Rachel Madden, the new president of the Customs Brokers and Freight Forwarders Federation (Cbaff), says border openings are positive news for airlines but freight capacity constraints will take years to overcome.
Madden thinks the true impacts of the Shanghai shutdown will also be only truly felt on the China-reliant New Zealand market in eight-to-10 weeks' time. There are also big bottlenecks to getting shipped products in and out of the US, she said, much of that attributed to the continued logjam at the west coast’s Port of Long Beach.
Madden (41) has had a 14-year career in freight forwarding, the last 10 as a senior manager and shareholder with First Global Logistics, the country’s main e-commerce logistics provider. First Global’s business is in the high volume, ‘low value’ parcel end of the market, goods that don’t attract import duties and are generally brought in via air freight. The firm has now been affected by not being able to get enough space in or out of NZ, on the back of less air traffic and spiking consumer e-commerce demand that has grown by as much as a quarter from pre-pandemic levels.
Before the pandemic, 80% of NZ’s air freight was carried in the cargo holds of passenger aircraft, aligned with strong growth in international passenger movements, which rose more than 50% from 2010, meaning that more air freight could be carried at a lower cost. "Border openings will get those flight numbers back up for Air New Zealand, but it remains an expensive option, so we're hoping to see other airlines operating soon."
For shippers, Ports of Auckland also remains a major headache, “particularly for smaller businesses who are often expected to cover the additional costs of a sailing blanking Auckland and ending up in Northport, or not being able to export from the South Island and having to truck or air deliver product to Auckland to meet export windows”.
Fix it now
She said the ‘revolving door’ of export booking windows was also a kiss of death, particularly for smaller businesses. “These are things that are occurring now and government needs to address those issues now. Small businesses can’t wait two to five years for a new ‘government strategy’, she said. That could include greater investment in port assets, as well as coastal shipping. “And as much as government doesn’t want to invest in roading, you have to have trucks pick up from a transport hub. So, if you train the containers to a centralised hub, you still need a hub to get it to and from the customer and we simply don’t have good enough roading infrastructure.”
Like NZ ports, one of the key themes within the freight forwarding and logistics industry is a chronic lack of skilled local or international people. She said First Global was "always short" of warehouse staff. “We’re carrying a high number of temps for us, but we prefer to invest in the ongoing training of our people.”
One of the biggest challenges at present, she said, was in securing qualified forklift and high reach drivers as well as truck drivers, and that’s “impacting across our supply chain”, even without the extra issue of omicron.

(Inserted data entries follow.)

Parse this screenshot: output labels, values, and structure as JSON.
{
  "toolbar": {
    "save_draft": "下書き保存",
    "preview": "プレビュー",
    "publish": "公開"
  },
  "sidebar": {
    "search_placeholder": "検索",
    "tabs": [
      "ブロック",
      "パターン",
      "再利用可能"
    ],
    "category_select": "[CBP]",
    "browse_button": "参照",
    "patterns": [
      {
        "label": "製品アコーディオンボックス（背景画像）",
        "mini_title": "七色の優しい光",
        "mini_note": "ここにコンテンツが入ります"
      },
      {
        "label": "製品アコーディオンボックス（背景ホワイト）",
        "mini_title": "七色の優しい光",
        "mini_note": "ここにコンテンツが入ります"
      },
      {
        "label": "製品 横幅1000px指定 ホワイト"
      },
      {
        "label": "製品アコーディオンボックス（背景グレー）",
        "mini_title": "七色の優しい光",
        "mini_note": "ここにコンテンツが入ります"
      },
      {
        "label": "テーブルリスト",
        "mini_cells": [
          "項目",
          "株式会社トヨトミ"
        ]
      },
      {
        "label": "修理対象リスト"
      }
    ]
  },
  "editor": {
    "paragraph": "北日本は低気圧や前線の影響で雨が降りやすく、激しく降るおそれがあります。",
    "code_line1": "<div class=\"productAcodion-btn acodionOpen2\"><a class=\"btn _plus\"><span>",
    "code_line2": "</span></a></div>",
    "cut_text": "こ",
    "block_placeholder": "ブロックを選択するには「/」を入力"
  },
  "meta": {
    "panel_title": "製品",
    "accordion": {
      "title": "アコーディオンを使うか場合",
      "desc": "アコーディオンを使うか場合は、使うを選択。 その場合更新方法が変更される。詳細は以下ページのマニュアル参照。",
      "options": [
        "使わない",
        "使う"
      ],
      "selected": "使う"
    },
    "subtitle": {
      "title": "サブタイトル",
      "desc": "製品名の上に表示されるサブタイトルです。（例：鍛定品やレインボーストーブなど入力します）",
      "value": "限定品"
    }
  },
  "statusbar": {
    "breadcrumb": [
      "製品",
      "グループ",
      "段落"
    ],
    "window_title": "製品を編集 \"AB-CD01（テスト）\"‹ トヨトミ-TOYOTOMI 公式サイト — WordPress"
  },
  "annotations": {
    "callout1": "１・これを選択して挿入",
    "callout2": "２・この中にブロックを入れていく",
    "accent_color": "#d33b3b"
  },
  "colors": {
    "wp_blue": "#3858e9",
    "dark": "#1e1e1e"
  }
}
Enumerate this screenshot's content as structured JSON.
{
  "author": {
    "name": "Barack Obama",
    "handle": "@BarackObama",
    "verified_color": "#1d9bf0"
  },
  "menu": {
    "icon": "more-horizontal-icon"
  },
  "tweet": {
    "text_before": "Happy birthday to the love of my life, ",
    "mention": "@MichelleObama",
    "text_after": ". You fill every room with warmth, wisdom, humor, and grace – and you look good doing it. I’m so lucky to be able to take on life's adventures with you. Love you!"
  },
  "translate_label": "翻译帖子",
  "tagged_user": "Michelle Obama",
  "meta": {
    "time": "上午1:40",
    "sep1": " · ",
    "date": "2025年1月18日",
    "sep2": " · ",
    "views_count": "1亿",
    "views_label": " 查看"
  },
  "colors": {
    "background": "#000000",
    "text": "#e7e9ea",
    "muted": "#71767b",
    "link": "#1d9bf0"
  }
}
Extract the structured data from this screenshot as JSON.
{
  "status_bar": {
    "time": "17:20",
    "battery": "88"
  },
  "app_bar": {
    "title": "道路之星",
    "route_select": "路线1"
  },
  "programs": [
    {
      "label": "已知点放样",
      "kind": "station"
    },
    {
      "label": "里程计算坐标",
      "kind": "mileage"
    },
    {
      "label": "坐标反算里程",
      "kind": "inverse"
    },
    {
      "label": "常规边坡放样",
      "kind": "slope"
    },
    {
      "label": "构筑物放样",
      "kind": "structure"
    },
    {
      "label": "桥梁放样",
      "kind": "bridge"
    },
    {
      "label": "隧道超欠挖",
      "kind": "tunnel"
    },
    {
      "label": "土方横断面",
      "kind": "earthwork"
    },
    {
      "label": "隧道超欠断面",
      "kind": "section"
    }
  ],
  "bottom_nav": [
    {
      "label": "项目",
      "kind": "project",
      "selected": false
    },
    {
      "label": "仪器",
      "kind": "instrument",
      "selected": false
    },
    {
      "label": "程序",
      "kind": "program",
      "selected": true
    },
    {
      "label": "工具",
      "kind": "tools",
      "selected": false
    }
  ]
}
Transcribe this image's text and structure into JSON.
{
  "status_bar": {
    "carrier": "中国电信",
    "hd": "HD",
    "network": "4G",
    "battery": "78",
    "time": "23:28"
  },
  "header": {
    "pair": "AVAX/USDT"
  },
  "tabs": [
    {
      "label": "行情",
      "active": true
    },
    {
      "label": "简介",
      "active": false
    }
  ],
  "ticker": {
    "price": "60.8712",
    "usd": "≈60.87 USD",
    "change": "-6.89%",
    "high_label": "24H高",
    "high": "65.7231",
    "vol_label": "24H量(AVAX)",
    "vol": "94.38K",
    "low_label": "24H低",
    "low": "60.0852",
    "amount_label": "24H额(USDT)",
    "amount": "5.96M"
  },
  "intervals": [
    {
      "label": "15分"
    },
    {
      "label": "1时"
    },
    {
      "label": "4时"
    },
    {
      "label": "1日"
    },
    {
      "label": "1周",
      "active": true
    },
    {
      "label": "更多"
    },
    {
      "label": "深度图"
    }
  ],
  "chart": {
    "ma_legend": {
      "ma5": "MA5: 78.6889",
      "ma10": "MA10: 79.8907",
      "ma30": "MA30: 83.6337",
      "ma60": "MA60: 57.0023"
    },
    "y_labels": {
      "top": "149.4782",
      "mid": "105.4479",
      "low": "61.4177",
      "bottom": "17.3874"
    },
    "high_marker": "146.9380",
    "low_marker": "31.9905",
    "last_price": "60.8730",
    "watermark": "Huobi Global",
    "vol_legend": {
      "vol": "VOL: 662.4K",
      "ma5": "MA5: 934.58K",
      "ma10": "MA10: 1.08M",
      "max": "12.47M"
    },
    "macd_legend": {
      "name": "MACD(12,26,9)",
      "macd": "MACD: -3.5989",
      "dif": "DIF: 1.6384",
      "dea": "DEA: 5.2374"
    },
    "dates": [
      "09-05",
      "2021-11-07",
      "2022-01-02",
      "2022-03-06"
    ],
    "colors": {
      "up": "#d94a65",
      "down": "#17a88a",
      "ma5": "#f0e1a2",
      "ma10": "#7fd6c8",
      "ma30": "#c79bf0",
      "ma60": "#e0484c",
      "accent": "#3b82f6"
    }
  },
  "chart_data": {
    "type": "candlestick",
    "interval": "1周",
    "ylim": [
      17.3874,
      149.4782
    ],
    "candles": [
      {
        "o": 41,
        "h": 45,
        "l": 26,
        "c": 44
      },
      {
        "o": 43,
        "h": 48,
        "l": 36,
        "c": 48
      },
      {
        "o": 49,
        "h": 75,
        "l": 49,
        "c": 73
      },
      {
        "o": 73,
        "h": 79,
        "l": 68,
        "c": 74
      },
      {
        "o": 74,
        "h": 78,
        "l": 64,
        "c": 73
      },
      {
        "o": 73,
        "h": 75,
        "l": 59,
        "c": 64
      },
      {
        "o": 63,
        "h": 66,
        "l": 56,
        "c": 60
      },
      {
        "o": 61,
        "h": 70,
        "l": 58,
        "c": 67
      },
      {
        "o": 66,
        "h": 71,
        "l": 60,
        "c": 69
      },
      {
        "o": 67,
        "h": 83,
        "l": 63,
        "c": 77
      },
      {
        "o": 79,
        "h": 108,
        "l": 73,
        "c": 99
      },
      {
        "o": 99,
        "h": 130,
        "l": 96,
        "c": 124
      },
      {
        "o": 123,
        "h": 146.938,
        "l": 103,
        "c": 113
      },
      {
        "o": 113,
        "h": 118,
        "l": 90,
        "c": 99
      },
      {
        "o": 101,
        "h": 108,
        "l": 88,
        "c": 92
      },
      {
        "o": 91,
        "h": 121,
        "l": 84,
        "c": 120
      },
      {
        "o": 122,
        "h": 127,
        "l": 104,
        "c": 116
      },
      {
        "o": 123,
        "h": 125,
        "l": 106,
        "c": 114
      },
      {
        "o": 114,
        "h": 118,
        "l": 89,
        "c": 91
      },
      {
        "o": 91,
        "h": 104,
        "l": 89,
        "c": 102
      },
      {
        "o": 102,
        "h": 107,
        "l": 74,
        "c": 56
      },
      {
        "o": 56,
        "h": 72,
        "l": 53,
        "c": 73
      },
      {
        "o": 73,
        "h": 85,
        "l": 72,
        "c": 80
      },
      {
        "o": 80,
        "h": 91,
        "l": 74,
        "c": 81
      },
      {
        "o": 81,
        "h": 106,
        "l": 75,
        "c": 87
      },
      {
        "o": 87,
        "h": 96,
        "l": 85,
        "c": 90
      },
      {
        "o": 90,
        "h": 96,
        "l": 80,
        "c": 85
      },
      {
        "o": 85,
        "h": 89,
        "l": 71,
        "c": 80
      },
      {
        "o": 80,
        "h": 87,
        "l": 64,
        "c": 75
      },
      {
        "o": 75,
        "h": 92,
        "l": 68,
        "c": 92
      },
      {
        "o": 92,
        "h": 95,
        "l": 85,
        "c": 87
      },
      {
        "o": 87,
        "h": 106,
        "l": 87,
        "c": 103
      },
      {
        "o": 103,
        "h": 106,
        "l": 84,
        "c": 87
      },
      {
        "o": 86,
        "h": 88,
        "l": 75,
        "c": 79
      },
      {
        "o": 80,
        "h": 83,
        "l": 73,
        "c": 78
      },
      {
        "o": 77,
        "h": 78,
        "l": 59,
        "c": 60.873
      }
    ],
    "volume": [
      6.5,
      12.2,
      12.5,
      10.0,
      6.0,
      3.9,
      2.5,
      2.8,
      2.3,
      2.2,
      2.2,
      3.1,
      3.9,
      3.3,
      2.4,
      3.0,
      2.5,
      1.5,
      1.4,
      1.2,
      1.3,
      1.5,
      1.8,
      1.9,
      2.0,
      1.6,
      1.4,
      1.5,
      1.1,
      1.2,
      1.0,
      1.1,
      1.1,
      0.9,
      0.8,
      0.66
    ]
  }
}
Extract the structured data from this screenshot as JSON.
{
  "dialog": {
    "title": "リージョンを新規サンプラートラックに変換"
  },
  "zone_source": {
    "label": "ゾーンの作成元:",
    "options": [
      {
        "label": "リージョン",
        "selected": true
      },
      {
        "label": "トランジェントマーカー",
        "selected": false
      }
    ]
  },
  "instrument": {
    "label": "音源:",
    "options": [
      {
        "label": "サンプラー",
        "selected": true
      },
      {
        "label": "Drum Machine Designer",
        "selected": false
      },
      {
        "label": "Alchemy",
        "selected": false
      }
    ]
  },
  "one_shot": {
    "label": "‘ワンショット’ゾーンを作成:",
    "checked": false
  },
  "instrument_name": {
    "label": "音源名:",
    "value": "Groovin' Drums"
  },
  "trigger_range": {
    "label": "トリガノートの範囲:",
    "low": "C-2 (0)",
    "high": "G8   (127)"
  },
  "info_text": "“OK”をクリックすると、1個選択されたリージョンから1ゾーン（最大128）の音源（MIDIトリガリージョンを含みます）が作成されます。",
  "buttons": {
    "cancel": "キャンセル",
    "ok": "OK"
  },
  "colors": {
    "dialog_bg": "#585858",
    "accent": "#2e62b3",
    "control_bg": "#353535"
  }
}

Both Madden and her vice-president on the 200 member advocacy group, Katrina Jenner of Jenners Worldwide Freight, are rarities in that they fill senior executive roles in a sector classed as 'male dominated'. "When I first started going to Cbaff conferences seven years ago, you could count the females in the room on one hand. It's changing but it's a slow process. "Females have struggled to have their voices heard, and so there are a number that leave the industry and they don’t return.”
Over the longer term, Madden would also like to see better gender balance in the industry during her tenure. “To be a good freight forwarder you need to be able to multi-task, and females by nature are more detail-oriented. I’m generalising now, but we’re also better at customer service.” Yet the number of females who take leadership roles remains small, she said.
She's also keen on providing more networking opportunities for younger and middle management team members coming through. “In this industry, it’s important to have support networks as you never know what kind of challenges are coming up.”